Supplied data Start Marker

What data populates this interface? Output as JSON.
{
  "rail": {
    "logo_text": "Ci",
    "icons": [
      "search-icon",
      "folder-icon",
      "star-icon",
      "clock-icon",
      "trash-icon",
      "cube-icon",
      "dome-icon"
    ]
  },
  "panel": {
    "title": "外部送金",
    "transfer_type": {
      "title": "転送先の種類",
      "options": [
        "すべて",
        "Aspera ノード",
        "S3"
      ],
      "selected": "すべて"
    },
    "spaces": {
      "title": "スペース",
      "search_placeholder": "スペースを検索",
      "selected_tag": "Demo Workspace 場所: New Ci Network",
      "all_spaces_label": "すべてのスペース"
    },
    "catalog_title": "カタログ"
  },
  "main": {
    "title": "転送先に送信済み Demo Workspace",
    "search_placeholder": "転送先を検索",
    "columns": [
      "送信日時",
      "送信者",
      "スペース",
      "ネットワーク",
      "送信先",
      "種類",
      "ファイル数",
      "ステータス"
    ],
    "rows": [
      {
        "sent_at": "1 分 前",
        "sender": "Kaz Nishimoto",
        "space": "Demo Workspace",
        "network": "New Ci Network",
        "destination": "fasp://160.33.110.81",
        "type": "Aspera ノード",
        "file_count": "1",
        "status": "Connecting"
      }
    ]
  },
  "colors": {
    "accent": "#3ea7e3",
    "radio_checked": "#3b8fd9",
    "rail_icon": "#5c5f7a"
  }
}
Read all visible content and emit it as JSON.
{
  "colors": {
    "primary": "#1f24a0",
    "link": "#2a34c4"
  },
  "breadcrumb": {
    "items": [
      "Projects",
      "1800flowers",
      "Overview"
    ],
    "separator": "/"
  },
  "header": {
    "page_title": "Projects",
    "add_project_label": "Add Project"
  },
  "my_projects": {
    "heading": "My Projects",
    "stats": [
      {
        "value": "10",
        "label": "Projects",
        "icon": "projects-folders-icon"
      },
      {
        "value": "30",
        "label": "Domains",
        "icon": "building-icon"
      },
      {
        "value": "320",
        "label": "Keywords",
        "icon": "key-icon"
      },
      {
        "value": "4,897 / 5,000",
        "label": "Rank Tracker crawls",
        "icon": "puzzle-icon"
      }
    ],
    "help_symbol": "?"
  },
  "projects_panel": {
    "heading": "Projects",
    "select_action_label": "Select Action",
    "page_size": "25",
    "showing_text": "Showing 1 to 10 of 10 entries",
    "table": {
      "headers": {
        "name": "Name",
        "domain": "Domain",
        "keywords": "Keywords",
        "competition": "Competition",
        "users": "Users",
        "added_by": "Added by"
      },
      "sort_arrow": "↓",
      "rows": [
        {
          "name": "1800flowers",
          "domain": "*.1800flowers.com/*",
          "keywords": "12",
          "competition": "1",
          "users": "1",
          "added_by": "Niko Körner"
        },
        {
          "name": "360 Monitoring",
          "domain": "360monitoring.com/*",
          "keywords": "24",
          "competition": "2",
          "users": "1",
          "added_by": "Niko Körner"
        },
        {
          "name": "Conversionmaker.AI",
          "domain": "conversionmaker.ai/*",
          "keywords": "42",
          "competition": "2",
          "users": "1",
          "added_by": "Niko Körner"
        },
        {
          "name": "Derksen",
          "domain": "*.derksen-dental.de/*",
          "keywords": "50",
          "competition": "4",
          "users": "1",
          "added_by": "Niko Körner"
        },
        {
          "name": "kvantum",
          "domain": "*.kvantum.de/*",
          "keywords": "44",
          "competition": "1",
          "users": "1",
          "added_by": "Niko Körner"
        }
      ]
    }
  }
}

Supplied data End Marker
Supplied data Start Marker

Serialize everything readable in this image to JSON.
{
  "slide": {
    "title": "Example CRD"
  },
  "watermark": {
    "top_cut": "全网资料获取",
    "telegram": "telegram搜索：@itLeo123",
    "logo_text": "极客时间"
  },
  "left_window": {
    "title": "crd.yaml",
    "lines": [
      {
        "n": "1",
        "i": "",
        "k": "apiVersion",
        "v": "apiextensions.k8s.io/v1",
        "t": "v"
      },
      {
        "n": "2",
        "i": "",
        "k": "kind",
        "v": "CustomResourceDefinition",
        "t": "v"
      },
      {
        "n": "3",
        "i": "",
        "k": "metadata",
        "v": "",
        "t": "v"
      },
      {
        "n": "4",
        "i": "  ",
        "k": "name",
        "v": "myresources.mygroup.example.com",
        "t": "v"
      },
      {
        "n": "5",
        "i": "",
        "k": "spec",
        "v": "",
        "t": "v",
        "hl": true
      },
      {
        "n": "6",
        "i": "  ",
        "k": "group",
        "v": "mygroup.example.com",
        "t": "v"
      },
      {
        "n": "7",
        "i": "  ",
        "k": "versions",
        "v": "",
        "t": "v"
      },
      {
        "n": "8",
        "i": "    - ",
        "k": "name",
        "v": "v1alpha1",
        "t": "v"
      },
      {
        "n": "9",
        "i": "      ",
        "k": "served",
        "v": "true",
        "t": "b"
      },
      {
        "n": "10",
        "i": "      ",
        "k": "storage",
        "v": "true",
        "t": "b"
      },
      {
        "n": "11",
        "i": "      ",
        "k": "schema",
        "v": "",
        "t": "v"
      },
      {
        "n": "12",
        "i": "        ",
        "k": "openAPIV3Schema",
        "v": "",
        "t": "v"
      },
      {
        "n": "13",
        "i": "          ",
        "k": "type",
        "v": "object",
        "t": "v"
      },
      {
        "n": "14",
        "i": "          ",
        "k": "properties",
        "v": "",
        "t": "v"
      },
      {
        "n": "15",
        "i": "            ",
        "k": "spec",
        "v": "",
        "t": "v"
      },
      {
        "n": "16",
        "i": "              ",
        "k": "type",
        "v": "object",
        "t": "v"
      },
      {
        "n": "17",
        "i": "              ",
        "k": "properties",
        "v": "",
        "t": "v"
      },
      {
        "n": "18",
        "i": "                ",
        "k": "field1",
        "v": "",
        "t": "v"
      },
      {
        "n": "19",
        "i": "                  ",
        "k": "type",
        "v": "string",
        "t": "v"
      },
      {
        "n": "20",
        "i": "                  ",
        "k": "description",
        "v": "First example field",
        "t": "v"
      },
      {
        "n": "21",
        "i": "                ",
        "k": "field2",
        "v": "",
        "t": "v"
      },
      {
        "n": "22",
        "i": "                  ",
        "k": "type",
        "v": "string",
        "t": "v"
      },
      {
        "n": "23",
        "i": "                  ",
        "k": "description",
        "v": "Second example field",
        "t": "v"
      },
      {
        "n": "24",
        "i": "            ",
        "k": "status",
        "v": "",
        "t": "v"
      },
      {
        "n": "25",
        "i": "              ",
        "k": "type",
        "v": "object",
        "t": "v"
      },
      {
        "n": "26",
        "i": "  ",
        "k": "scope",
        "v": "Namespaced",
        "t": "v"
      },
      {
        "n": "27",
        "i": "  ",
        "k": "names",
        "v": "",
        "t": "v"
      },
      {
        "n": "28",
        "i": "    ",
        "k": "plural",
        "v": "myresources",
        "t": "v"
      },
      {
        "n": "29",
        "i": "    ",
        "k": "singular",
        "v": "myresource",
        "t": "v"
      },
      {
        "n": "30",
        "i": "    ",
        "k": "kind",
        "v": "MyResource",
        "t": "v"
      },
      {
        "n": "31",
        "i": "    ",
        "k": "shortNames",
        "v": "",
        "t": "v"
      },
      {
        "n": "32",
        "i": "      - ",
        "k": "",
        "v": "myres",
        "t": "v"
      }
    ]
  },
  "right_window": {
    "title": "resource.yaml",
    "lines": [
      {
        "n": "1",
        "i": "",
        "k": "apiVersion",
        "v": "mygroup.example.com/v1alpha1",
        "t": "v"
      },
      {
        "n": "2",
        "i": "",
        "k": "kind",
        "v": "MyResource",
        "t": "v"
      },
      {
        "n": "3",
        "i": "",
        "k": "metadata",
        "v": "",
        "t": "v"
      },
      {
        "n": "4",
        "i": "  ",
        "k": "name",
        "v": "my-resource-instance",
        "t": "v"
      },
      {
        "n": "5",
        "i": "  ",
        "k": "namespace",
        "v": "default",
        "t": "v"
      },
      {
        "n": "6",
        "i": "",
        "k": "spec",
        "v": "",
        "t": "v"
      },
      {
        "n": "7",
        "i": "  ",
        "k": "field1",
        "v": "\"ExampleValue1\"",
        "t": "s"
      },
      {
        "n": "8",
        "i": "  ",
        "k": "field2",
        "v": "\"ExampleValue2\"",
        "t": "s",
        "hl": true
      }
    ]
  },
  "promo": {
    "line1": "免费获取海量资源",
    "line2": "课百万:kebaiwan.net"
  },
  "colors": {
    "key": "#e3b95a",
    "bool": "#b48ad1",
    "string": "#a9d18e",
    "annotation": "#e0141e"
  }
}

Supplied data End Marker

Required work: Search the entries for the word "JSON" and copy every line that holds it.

Solved problem:
What data populates this interface? Output as JSON.
Read all visible content and emit it as JSON.
Serialize everything readable in this image to JSON.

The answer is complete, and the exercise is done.